Dillon was recruited just before free agency to consolidate a back-end that had yet to fully recover from the 2019 exodus. As long as he can record 20 minutes per game on the second pair and provide his physique habit and its strong defensive presence, it will offer good value for money. DeMelo is someone they were hoping they could play in the second pair last year when they signed him into that contract, but he’s better off on the third pair with more protected minutes. This makes the deal an overpayment, which is why it was made available to expanding Seattle.
Hellebuyck has been the NHL goalie for the past four years. He’s faced the most shots in each of the past three seasons and led the league in minutes played four years ago. He does a bit more than most starters, but the small bonus is certainly justified and that has allowed the Jets to go with a low cost save in Comrie, knowing he will once again handle a significantly higher workload. than most starters.
Four or more years left
F Kyle connor ($ 7.142 billion until 2025-2026)
F Adam lowry ($ 3.25 billion until 2025-2026)
F Nikolaj Ehlers ($ 6 billion until 2024-25)
D Josh Morrissey ($ 6.25 billion until 2027-2028)
D Neal pionk ($ 5.85 billion until 2024-25)
D Nate schmidt ($ 5.95 billion until 2024-25)
Connor just finished his fourth straight season of 50 or more points, an impressive feat considering there have only been 56 games in 2020-21. He has become a legitimate leading winger and is paid a little less than a leading winger would typically be paid in the open market. Ehlers hasn’t been able to produce as consistently as Connor, but has shown flashes of first-line ability and fits well in second-line otherwise. They get good value with it. Lowry opted for stability over what almost assuredly would have been a larger unrestricted free agency deal, giving Winnipeg a quality third center at a below-market cost. There is no problem with the long term contracts they have up front.

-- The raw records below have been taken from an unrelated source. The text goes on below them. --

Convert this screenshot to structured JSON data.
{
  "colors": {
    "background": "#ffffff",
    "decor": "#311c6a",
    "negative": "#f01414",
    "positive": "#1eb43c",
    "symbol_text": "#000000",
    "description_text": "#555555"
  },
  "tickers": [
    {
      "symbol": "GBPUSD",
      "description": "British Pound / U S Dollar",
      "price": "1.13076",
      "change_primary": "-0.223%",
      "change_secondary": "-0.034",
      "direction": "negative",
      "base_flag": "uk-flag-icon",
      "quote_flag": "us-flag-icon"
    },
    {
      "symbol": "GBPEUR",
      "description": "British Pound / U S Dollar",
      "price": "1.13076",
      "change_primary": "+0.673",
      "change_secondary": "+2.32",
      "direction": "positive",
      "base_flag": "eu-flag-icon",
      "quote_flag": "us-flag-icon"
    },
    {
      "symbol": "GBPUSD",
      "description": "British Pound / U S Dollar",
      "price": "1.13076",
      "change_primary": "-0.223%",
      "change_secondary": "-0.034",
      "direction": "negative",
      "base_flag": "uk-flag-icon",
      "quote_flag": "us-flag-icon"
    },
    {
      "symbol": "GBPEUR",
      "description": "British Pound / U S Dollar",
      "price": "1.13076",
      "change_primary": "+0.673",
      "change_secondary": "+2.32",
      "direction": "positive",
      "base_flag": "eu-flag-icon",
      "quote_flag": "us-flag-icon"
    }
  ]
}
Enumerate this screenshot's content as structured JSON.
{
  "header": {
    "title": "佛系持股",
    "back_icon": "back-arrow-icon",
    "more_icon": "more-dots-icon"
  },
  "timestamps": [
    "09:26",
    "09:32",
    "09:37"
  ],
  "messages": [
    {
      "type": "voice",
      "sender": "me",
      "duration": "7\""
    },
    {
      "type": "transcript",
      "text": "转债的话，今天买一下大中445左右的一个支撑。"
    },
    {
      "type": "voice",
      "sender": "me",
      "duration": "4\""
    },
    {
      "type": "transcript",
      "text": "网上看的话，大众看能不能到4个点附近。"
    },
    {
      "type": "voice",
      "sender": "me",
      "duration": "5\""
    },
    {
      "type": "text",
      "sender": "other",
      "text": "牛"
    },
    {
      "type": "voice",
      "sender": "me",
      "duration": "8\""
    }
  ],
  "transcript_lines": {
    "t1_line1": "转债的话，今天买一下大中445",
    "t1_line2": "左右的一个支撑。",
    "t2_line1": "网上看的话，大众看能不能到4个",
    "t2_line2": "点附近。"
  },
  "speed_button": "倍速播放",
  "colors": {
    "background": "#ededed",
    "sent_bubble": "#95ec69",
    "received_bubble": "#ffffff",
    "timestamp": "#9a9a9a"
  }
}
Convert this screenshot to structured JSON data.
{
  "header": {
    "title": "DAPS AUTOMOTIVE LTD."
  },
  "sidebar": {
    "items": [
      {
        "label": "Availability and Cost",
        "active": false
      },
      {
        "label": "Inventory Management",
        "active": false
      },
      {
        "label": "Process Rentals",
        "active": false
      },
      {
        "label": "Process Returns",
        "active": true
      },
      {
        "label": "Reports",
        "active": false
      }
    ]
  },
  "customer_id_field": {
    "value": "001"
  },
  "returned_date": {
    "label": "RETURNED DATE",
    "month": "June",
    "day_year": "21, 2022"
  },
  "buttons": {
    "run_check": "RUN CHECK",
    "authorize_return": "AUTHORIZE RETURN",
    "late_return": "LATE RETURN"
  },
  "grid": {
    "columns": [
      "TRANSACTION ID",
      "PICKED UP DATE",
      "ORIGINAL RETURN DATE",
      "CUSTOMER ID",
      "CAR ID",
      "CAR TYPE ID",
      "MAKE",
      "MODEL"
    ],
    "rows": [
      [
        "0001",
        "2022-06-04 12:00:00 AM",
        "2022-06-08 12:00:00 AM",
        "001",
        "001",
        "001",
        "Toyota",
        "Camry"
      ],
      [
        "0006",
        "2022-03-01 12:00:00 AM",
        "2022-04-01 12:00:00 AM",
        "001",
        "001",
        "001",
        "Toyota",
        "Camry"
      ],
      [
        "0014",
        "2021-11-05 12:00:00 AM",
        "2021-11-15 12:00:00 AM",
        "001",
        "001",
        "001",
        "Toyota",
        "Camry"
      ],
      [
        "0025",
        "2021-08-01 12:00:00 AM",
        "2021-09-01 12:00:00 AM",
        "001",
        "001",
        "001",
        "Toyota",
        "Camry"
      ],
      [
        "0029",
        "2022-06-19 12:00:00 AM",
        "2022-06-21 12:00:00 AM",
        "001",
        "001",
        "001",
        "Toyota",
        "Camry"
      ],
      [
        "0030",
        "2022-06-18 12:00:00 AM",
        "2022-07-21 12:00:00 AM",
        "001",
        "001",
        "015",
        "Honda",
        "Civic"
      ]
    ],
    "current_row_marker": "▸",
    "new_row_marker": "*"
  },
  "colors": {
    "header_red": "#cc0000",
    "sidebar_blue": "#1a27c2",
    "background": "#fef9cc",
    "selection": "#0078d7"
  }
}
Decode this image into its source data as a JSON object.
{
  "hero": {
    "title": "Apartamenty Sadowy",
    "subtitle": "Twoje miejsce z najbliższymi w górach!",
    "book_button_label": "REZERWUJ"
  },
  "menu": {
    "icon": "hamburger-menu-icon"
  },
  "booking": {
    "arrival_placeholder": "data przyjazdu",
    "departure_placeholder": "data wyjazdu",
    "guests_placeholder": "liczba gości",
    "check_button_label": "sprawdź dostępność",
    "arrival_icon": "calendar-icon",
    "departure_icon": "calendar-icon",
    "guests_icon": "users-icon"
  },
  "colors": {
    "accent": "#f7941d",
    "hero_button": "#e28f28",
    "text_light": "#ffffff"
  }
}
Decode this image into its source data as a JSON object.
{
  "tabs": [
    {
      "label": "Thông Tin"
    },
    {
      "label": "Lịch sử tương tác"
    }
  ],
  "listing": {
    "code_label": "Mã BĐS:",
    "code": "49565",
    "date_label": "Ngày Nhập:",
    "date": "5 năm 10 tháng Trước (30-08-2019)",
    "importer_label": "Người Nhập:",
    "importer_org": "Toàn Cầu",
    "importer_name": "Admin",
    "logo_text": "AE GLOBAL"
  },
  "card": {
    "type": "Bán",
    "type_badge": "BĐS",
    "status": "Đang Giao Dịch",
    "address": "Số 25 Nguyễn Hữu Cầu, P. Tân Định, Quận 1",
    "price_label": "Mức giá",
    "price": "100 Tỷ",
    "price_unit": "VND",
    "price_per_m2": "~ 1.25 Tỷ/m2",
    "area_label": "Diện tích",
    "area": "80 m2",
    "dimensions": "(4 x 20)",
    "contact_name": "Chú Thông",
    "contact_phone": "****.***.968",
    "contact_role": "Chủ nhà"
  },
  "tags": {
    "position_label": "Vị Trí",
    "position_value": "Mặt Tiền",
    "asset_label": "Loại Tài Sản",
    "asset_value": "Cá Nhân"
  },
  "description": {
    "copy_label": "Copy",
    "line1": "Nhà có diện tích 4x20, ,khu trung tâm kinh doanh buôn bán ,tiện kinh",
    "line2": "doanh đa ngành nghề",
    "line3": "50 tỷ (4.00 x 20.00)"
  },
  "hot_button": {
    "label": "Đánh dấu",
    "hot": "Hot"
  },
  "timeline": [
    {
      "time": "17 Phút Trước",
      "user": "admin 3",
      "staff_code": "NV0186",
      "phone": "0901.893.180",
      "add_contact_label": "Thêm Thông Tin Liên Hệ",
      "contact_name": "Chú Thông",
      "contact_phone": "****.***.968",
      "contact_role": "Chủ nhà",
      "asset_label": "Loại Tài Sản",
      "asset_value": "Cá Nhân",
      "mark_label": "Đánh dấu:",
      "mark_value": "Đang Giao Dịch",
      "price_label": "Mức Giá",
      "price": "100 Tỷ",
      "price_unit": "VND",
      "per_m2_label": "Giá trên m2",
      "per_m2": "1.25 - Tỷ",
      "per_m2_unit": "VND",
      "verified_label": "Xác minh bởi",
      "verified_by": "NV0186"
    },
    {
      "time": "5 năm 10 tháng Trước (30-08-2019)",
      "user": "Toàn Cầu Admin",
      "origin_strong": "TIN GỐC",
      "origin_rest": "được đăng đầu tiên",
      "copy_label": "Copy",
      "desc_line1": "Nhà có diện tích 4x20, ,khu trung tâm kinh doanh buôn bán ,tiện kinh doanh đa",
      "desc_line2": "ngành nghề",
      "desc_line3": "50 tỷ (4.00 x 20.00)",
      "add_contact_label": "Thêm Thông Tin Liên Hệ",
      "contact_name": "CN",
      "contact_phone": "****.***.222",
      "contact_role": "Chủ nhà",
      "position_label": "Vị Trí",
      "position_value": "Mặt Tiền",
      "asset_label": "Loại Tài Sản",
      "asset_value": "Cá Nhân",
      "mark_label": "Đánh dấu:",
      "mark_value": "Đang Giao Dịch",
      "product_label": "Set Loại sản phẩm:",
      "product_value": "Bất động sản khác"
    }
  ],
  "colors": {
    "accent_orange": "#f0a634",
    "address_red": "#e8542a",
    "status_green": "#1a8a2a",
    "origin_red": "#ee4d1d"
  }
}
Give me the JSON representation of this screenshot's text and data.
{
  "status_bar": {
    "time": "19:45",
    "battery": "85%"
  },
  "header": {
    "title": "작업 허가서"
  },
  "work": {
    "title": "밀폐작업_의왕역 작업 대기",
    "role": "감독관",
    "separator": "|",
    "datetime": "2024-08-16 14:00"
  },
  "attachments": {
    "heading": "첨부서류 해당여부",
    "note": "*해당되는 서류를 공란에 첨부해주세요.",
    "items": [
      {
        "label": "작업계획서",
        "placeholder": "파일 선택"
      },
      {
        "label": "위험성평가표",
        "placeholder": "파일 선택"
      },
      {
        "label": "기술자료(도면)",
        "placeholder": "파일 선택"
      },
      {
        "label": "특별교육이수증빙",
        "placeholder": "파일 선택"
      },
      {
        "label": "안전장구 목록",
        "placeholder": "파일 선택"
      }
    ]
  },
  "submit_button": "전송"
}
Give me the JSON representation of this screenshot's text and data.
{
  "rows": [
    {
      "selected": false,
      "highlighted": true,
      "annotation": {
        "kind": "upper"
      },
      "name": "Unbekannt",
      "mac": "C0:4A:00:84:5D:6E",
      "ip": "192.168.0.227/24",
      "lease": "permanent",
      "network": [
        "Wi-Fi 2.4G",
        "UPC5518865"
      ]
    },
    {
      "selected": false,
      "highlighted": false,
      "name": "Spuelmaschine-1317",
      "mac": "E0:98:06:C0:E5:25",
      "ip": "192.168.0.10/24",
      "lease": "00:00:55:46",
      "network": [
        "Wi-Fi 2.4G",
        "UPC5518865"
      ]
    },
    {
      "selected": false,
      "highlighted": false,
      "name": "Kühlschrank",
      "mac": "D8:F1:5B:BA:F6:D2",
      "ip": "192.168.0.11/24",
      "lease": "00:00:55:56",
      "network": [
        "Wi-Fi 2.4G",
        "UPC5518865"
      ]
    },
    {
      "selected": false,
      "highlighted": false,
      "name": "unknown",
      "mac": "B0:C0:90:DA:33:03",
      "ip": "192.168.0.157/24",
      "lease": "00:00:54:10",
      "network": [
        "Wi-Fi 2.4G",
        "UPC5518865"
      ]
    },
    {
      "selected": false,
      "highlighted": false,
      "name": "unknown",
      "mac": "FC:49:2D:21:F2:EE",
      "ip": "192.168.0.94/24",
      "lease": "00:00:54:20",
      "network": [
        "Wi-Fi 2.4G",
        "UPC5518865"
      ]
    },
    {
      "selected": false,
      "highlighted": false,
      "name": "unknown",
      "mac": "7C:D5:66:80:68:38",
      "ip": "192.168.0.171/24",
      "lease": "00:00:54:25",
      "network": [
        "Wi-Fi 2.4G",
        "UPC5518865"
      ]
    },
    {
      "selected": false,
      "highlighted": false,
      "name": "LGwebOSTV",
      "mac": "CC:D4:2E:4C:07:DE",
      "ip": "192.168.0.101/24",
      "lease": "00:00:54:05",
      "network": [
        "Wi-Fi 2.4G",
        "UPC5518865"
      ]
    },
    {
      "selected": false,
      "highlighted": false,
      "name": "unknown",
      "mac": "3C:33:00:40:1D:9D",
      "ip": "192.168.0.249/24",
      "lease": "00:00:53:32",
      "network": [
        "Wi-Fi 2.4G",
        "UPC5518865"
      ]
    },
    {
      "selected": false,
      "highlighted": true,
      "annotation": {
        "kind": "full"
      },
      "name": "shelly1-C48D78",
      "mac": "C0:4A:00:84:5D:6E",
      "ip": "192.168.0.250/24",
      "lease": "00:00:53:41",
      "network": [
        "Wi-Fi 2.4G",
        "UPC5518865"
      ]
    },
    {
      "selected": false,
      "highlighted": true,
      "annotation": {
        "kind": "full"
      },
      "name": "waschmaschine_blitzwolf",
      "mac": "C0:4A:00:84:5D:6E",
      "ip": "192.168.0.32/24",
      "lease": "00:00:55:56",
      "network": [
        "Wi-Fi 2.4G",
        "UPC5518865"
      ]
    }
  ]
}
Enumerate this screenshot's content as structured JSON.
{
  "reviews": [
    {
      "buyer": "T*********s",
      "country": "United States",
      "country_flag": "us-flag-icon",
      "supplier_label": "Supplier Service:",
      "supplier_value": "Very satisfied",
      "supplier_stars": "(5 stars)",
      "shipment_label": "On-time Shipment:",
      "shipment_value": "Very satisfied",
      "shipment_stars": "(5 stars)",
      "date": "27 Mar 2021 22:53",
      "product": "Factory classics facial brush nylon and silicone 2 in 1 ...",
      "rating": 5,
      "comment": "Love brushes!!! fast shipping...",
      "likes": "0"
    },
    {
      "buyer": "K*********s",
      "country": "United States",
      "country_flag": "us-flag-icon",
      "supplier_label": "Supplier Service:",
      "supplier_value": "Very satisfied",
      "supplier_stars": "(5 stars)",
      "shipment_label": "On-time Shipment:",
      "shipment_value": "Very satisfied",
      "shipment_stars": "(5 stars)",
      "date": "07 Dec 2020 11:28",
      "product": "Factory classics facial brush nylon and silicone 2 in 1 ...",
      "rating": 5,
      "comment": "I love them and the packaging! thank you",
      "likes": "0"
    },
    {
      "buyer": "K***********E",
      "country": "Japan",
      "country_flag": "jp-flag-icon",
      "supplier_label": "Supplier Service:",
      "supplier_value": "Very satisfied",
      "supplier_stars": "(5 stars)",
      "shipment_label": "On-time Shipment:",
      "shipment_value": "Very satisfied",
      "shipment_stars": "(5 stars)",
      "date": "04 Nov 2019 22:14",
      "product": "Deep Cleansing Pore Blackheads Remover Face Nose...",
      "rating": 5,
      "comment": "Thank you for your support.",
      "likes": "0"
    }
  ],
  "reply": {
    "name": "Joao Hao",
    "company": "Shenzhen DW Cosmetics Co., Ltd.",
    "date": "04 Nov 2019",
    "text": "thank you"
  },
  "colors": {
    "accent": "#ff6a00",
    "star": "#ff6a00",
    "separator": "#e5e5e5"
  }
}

The same may be said on the back. Morrissey is not a true number one defender, but neither is he paid as one. He’s better suited as a number two defender and that’s what he’s paid for. Pionk has impressed since joining Rangers, taking his attacking game to another level and establishing himself as a solid top-four option as well. As for Schmidt, he was Vegas but struggled in Vancouver last season, allowing Winnipeg to take him back for a third-round pick only. If he returns to his previous form, he’ll be a big pickup for the Jets and bring some value to his deal. If he doesn’t, it’s a contract that could be problematic in the years to come.
Salary transactions retained
Still to sign
Best value: Scheifele
Worst value: Roller
For next season, the roster is basically what it is at this point, aside from needing to move a defender and maybe try to upgrade minimum wage players. Winnipeg is capped and since they’ll be using LTIR all season, they won’t be able to set aside space to try to add someone closer to the trade deadline. Most of Cheveldayoff’s work is done.
The 2022 offseason will be interesting as they will have around $ 20 million in the bedroom (after supporting Little’s contract), but will essentially try to sign almost half of a roster as they will only have a dozen or so. contract players. Dubois and Copp (if re-signed) will occupy almost half of this space. As a result, expect Winnipeg to have a similar roster at the back of the roster for a while, where the bottom spots are essentially interchangeable with minimum wage players.
They have committed to this core roster for the foreseeable future and there will be no wiggle room to supplement it with other proven parts. Only time will tell if this base group that has been strengthened by the defensive upgrades is good enough to run in the West.
Photo courtesy of USA Today Sports Images.